Stocks on Wall Street tumbled the most in a month after Standard & Poor's cut its outlook on the US government, warning that its fiscal profile may become "meaningfully weaker" if the budget deficit isn’t reduced.
The ratings firm cut its outlook on US government debt to "negative" from "stable," to account for budget deficits and rising government indebtedness.
At the close (8am NZT), the Dow Jones Industrial Average was down 140.24 points, or 1.1%, to 12,201.59. Earlier, it was down as much as 246 points, or nearly 2%, at 12,193.89.
The S&P 500 index was down 1.1% to 1305.13, with industrials and materials stocks taking the hardest hit. The Nasdaq Composite was also down 1.1% to 2735.38.
The unexpected downgrade also hit the bond market, sending long-dated Treasurys into negative territory.
The drop in the benchmark 10-year note, which had been enjoying gains for much of the global day, lifted its yield to 3.43%, while the decline in the 30-year note pushed its yield up to 4.51%.
The US dollar fell swiftly against both the euro and yen, while gold futures set a fresh record as it neared $US1500 an ounce, while crude-oil futures slipped below $US107 an barrel.
Other markets: Europe plunges, Asia mixed
European stocks plunged after the US downgrade, raising further worries in markets already spooked by Eurozone debt fears.
Banks and insurers led the declines. A relatively weak Spanish Treasury-bill sale also weighed on sentiment.
The Stoxx Europe 600 index closed down 1.7% to 273.05. The UK's FTSE 100 dropped 2.1% to 5870.08, Germany's DAX slid 2.1% to 7026.85 and France's CAC-40 declined 2.3% to 3881.24.
Chinese stocks posted modest gains as investors shrugged off a weekend increase in banks' reserve requirement ratio. The Shanghai Composite Index finished 0.2% higher at 3057.33.
Japanese shares were pressured by a strengthened yen and caution ahead of corporate results.
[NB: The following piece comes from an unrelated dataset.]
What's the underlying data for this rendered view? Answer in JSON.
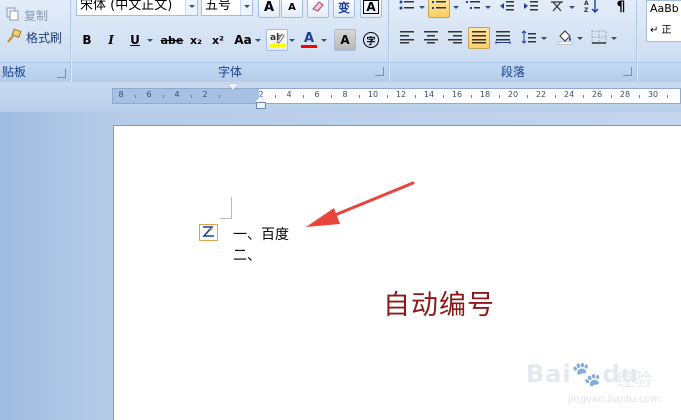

The Nikkei Stock Average fell 0.4% to 9556.65.
Hong Kong's Hang Seng Index fell 0.7% to 23,830.31, Korea's Kospi gave up 0.1% to 2137.72 and Taiwan's Taiex ended little changed at 8714.48.
Australia's S&P/ASX 200 climbed 0.2% to 4861.9 and India's Sensex fell 1.5% to 19,091.17.
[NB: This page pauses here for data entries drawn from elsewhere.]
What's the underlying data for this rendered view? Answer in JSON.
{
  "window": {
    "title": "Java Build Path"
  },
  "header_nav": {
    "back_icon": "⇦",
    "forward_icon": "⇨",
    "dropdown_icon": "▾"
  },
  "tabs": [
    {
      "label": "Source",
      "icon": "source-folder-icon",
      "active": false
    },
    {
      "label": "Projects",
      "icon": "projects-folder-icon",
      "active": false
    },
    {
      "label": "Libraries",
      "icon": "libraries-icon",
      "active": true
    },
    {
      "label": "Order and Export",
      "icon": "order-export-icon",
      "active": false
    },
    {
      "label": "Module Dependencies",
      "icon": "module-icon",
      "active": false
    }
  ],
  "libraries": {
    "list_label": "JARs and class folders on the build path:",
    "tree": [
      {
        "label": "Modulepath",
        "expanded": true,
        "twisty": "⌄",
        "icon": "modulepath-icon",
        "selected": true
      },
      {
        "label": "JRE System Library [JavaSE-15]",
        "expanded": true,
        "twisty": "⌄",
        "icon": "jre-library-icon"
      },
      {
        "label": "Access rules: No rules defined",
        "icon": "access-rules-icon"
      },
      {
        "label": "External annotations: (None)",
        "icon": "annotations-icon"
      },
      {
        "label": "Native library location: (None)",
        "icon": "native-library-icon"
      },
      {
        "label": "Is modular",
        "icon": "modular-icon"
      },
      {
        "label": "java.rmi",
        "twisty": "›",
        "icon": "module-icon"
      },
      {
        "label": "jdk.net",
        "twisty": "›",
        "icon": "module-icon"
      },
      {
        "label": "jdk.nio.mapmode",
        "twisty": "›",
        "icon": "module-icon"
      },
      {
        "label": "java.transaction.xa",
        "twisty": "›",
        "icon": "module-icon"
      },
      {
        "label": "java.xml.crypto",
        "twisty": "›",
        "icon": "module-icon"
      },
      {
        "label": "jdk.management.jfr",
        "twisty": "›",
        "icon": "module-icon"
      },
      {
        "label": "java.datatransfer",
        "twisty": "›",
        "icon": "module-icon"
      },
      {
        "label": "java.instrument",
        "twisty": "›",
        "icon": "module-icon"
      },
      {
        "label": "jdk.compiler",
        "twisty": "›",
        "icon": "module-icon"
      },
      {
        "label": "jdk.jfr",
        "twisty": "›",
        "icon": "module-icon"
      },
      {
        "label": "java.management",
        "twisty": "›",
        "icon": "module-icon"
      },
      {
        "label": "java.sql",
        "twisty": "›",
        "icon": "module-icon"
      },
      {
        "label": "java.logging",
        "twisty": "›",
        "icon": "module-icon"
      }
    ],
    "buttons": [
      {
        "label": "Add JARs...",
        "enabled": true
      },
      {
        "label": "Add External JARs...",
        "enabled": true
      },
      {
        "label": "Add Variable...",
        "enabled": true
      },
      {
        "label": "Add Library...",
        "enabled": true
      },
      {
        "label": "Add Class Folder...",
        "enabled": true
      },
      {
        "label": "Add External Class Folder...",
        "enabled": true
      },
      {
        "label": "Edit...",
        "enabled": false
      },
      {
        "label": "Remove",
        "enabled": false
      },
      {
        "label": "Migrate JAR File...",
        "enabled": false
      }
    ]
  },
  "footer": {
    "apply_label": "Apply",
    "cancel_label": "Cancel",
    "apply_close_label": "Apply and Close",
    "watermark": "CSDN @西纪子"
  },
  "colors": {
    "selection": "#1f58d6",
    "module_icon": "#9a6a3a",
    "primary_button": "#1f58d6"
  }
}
Commodities: Oil tumbles, gold rises
Crude oil futures tumbled amid a broad sell-off sparked by the US ratings cut.
Light, sweet crude oil for May delivery traded $US2.67, or 2.4%, lower at $US106.99 a barrel in New York. Brent crude oil for June delivery on the ICE futures exchange fell $US2.02 to $US121.43 a barrel.
Gold futures climbed closer to the $US1500 level. The most actively traded contract, for June delivery, was up 0.3%, or $3.80 at $US1489.80 an ounce.
Currencies: Yen rises as US dollar drops
The Japanese yen traded sharply higher across the board to within striking distance of levels that immediately followed the G-7 intervention on March 18.
With US markets under pressure from the S&P downgrade, traders preferred the yen to the dollar.
The dollar fell 0.9% to as low as ¥82.19 in New York trading, marking a total decline of 1.3% from the highest point for the day – a big move for a major currency. The dollar traded at ¥82.41 from ¥83.08.
Meanwhile, the euro slumped to a low of ¥116.48 and was at $1.4214 from $1.4427 late on Friday.
The dollar bought 0.8968 Swiss franc from 0.8924.
This article is tagged with the following keywords. Find out more about MyNBR Tags
Most listened to
- Freightways' Dean Bracewell on potential acquisitions and growth
- Simpson Grierson’s Earl Gray says Brooks will probably appeal a controversial trade mark case
- ‘Clearly there’s a lot of public opposition’ – Horizon Research releases StuffMe merger survey results
- Maori party president Tukoroirangi Morgan on the agreement reached by the Maori and Mana parties
- Craigs' Mark Lister on Spark's results, Ebos, Port of Tauranga and Tegel